The United States is looking for concrete evidence of Soviet goodwill in hot spots such as El Salvador. But it considers a US-Soviet summit meeting unlikely to help matters much at this stage.
This was the initial reaction in Washington to Soviet President Leonid Brezhnev's offer of a summit meeting with Ronald Reagan. The summit offer came as the Reagan administration continued to present what it considers to be irrefutable evidence that Cuba, with Soviet backing, is supplying massive support to leftist guerrillas in the small Central American nation of El Salvador.
US officials apparently believe that a summit meeting might establish the wrong atmosphere -- and send the wrong "signal" both to friends and adversaries -- at a time when the US is trying to toughen the American stance toward Moscow. The new administration is not eager to get into such a high-level US-Soviet meeting before it has its priorities more carefully sorted out and before it has repaired some of its military defenses.
But the Soviet summit offer is viewed, if nothing else, as a clever ploy, designed in part to place the US on the defensive. It allows the Soviets to sound reasonable. And it will probably appeal to some West European allies of the United States, a number of whom are concerned that the Reagan administration's war of words against Moscow is going too far.
The administration must therefore be careful to make clear that it is not against the idea of a summit meeting in principle. In the meantime, the administration does not rule out the possibility of talks at a lower level with the Soviets, between Secretary of State Alexander Haig and soviet Foreign Minister Andrei Gromyko, for instance.
For the public record, the Reagan administration has been careful in what it has said so far about the Brezhnev summit offer. White House press secretary James Brady said on Feb. 23 that President Reagan viewed the summit suggestion "with interest" but added that it was not unexpected.
Mr. Brandy indicated that the offer could be little more than a ploy, in keeping with a history of what he called Soviet "good guy, bad guy" tactics. State Department spokesman William Dyess said the Brezhnev proposal was "interesting" and was being studied.
The US has yet to reveal precisely how it will react to what it considers to be heavy Cuban involvement in El Salvador. It has provided additional military assistance to the El Salvador government but some sources say that the Salvadoran Army has about all the military aid and equipment it can absorb at the moment.
In a briefing last week to representatives of allied nations, Secretary Haig said the US was considering a wide range of options in order to achieve four aims:
1. Encourage reform in El Salvador.
2. End arms traffic to El Salvador from neighboring Nicaragua.
3. Cope with an alleged communist "disinformation" campaign aimed at portraying the revolutionary effort in El Salvador as distinctly apart from outside intervention.
4. Deal directly with that the administration considers to be the main source of the problem -- Cuba.

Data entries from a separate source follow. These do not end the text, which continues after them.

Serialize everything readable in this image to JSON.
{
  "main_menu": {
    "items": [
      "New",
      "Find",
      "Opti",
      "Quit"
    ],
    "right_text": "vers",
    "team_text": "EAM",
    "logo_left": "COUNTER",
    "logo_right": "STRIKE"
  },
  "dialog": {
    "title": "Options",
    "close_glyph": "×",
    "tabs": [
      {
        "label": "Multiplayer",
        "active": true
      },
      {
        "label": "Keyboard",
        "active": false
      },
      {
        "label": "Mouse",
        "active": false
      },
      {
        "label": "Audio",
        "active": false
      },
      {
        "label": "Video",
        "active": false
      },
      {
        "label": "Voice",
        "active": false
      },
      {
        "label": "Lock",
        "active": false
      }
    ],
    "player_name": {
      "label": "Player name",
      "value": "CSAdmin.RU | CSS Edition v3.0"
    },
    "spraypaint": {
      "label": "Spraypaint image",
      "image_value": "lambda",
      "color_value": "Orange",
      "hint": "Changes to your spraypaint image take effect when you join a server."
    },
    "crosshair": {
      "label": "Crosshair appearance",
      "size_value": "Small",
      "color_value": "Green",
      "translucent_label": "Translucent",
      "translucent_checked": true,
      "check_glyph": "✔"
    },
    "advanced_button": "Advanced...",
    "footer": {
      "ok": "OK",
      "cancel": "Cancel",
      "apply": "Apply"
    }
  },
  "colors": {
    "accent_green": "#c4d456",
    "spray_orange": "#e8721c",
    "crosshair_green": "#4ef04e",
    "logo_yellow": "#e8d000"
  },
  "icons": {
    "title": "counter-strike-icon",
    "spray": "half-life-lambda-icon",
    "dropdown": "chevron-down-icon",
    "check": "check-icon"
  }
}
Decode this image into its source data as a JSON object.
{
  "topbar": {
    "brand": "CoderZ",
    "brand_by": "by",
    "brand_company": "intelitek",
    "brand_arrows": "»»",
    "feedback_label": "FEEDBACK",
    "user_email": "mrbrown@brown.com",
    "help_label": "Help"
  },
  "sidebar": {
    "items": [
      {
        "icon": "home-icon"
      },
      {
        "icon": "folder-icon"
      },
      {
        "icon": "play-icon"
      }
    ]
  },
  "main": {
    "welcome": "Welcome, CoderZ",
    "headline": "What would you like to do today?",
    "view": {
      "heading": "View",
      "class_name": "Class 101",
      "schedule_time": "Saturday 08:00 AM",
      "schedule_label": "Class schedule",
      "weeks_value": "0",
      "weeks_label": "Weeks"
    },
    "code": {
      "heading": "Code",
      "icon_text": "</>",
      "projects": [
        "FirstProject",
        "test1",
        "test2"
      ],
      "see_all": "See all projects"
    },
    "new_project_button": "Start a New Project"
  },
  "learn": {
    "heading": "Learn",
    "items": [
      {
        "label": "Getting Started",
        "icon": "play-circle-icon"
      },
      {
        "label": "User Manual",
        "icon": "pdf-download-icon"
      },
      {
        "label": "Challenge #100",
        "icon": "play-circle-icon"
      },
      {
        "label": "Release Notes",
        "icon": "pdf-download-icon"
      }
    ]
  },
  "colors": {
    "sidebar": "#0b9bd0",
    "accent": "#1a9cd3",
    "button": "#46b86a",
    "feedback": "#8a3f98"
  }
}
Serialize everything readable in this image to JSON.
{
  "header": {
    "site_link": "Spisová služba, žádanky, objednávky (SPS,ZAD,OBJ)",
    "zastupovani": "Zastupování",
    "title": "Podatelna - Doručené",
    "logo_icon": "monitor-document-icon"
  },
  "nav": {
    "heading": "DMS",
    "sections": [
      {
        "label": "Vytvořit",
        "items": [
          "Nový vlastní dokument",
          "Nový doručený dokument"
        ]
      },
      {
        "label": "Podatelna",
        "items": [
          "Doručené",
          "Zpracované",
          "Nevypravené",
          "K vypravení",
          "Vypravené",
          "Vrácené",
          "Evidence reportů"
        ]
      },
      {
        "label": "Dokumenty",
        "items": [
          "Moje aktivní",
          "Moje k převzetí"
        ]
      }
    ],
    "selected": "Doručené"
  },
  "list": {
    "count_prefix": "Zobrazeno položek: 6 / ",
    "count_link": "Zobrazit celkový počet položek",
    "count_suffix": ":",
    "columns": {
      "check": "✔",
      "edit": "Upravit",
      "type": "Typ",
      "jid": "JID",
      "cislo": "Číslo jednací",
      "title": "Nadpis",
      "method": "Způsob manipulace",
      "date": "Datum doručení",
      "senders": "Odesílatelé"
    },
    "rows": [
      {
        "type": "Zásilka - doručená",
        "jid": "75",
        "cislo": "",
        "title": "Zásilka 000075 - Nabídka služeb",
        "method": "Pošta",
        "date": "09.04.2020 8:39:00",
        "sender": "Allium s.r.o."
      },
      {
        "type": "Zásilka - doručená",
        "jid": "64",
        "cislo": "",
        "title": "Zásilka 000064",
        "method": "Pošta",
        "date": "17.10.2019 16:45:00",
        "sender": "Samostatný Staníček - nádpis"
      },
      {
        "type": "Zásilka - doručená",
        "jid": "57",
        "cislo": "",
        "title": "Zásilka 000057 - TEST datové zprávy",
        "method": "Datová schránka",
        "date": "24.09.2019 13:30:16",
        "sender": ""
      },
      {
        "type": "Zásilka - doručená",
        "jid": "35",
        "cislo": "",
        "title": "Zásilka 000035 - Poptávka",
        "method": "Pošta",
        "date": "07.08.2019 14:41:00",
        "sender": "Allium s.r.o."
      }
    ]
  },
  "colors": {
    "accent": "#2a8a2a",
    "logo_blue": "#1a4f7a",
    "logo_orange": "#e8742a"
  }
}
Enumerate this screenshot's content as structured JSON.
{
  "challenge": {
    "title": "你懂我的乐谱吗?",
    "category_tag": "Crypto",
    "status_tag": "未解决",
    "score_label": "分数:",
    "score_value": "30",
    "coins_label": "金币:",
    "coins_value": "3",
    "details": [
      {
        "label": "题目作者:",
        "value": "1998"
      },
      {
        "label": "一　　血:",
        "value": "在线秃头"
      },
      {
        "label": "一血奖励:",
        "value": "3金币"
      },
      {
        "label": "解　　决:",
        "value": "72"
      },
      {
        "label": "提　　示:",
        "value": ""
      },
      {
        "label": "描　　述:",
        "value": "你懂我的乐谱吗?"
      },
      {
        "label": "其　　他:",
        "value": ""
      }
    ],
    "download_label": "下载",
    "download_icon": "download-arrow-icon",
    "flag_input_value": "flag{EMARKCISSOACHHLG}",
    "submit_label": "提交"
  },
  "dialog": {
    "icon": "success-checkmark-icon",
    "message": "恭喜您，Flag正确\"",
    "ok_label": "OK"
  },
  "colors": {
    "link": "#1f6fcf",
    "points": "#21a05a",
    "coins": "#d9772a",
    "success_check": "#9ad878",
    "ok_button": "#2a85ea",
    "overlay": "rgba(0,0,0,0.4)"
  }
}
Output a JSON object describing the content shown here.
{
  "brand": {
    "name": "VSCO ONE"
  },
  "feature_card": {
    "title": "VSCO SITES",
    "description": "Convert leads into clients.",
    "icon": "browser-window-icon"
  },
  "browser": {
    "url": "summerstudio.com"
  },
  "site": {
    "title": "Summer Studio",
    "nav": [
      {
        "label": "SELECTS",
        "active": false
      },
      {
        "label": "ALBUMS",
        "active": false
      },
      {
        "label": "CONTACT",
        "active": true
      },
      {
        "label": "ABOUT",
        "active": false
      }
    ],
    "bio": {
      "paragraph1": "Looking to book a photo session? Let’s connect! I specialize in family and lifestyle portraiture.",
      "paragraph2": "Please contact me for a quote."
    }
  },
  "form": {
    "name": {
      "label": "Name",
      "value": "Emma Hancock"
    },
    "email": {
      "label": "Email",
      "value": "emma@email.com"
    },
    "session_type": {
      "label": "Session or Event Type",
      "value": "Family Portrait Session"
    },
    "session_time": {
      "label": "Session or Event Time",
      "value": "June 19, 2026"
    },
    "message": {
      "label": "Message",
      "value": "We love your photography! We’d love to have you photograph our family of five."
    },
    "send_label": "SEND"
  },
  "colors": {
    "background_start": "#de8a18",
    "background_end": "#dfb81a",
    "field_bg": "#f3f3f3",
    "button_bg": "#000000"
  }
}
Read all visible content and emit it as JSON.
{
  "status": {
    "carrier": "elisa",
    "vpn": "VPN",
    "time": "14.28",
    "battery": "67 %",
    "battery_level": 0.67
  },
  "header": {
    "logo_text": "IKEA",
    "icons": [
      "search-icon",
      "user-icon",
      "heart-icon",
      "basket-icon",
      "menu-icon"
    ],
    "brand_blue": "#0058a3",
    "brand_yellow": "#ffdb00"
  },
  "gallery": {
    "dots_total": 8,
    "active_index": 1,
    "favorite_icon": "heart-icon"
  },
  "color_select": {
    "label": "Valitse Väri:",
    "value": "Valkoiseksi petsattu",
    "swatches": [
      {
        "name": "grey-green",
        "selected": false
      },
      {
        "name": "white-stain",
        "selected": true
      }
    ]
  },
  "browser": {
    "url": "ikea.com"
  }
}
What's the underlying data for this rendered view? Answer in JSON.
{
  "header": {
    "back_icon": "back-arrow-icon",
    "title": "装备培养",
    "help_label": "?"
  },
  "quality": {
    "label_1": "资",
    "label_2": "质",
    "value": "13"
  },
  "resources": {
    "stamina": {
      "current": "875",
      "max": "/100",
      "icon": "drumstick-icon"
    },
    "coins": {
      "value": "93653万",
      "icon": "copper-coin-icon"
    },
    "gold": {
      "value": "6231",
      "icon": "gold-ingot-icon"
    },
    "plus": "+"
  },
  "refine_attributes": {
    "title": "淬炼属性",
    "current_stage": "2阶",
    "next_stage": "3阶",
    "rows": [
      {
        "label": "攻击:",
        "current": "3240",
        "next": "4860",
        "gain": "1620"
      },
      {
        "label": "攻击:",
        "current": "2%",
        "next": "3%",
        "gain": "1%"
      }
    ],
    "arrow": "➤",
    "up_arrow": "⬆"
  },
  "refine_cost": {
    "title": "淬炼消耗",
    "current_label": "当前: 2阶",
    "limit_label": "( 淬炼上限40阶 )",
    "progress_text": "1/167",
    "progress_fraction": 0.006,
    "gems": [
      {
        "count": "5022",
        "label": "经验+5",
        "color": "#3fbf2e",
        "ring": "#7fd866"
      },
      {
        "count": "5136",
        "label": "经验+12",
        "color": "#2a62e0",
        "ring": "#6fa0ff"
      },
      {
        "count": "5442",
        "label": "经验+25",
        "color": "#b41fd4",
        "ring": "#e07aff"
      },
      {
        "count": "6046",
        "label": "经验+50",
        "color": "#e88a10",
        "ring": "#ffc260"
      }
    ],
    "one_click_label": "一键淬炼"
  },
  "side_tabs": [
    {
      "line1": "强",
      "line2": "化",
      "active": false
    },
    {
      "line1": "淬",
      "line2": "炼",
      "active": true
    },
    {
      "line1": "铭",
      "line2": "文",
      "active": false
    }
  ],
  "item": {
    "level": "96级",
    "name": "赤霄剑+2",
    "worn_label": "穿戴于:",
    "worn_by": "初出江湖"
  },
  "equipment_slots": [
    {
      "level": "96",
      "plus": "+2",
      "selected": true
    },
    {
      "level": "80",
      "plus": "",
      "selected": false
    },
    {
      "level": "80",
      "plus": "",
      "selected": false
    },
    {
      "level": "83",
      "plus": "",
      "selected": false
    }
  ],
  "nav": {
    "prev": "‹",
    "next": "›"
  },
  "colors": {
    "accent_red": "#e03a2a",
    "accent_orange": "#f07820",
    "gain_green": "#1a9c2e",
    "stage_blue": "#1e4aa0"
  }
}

Secretary Haig has indicated that the US does not expect to deal with Cuba as it did with Vietnam, leaving an external sanctuary for guerrillas. In an ABC television appearance on Feb. 22, Edwin Meese III, counsel to President Reagan, said it was "entirely possible" that the US would take direct action against Cuba if arms shipments to the guerrillas did not stop. Mr. Meese added that one of the things the US should not do is rule out any action, something the new administration feels that President Carter did too often.President Reagan wants to keep America's foes guessing, Mr. Meese said.
In a lengthy white paper on El Salvador issued by the State Department on Feb. 23, the US charges that the political direction, organization, and arming of the Salvadoran insurgency are "coordinated and heavily influenced" by Cuba, with active support from the Soviet Union, East Germany, Vietnam, and other communist states.
The report says that a major effort has been made to provide "cover" for the effort by supplying arms of Western manufacture and by creating what it describes as a communist front organization, the Democratic Revolutionary Front, to seek noncommunist political support through propaganda.
The State Department's white paper says that Fidel Castro and the Cuban government played a "direct tutelary role" in late 1979 and early 1980 in bringing diverse Salvadoran guerrilla factions into a unified front and providing aid and advice in planning guerrilla military operations. Commitments were made, it says, to supply the guerrillas with 800 tons of the most modern weapons and equipment.
The paper says that nearly 200 tons were delivered, mostly through Cuba and Nicaragua, in preparation for the guerrillas' abortive "general offensive" of January of this year.